      Good examples of how horizontardism impedes effectiveness and does not prevent power structures developing (it just hides them ...)

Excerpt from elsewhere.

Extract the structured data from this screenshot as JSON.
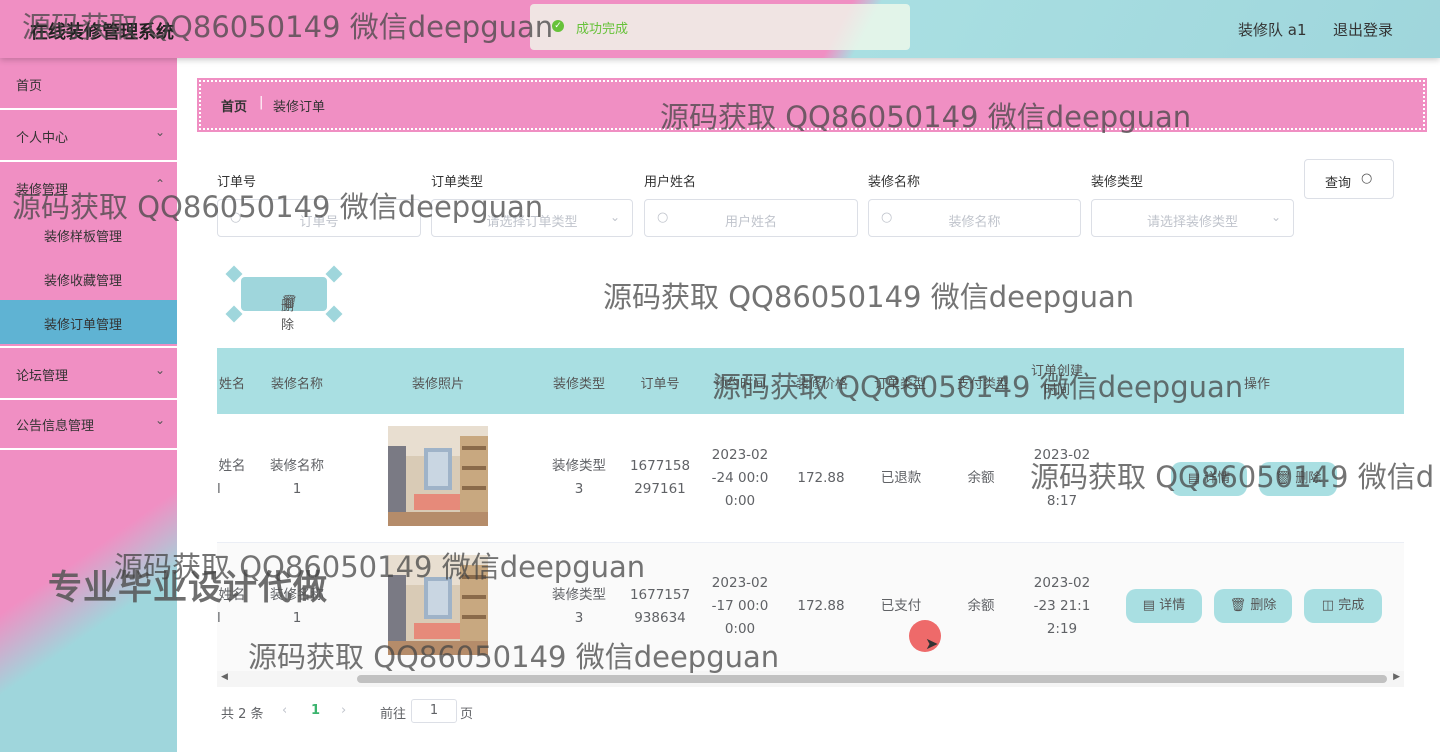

    2. But Johnson is completely blind to the virtues of centralization. In discussing 311, he lauds the fact that tipsters calling the hotline help to create a better macro-level view of city problems. But this is a trivial insight compared with the main reason why 311 works: Mayor Bloomberg’s decision to centralize—not decentralize—previous models of reporting tips. Here is how Accenture, the firm that assisted New York in its switch to the 311 system, describes the origins of that project: “[Before 311], customers looking for government assistance were confronted with more than 4,000 entries on 14 pages of the NYC telephone book, and more than 40 resource-intensive call centers were required to direct inquiries to the right city offices. The Mayor’s vision was that of a high-performance, centralized, all-purpose call facility, accessible through the simple-to-remember 3-1-1 phone number.”Johnson’s internet-centric worldview is so biased toward all things decentralized, horizontal, and emancipatory that he completely misses the highly centralized nature of 311. The same criticism applies to his treatment of the Internet. Had Johnson chosen to look closer at any of the projects he is celebrating, he would find plenty of centralization efforts at work.7 Consider Google: when it comes to user data, today Google runs a much more centralized operation than five years ago. Back in 2008, my Google searches were not in any way connected to my favorite YouTube videos or to events on my Google Calendar. Thanks to Google’s new privacy policy, today they are all connected—and Google, having centralized its previously disparate data reservoirs, can show me more precise ads as a result. But don’t count on Internet-centrists to include this trend under that mystical category of “Internet logic.”

      Great example.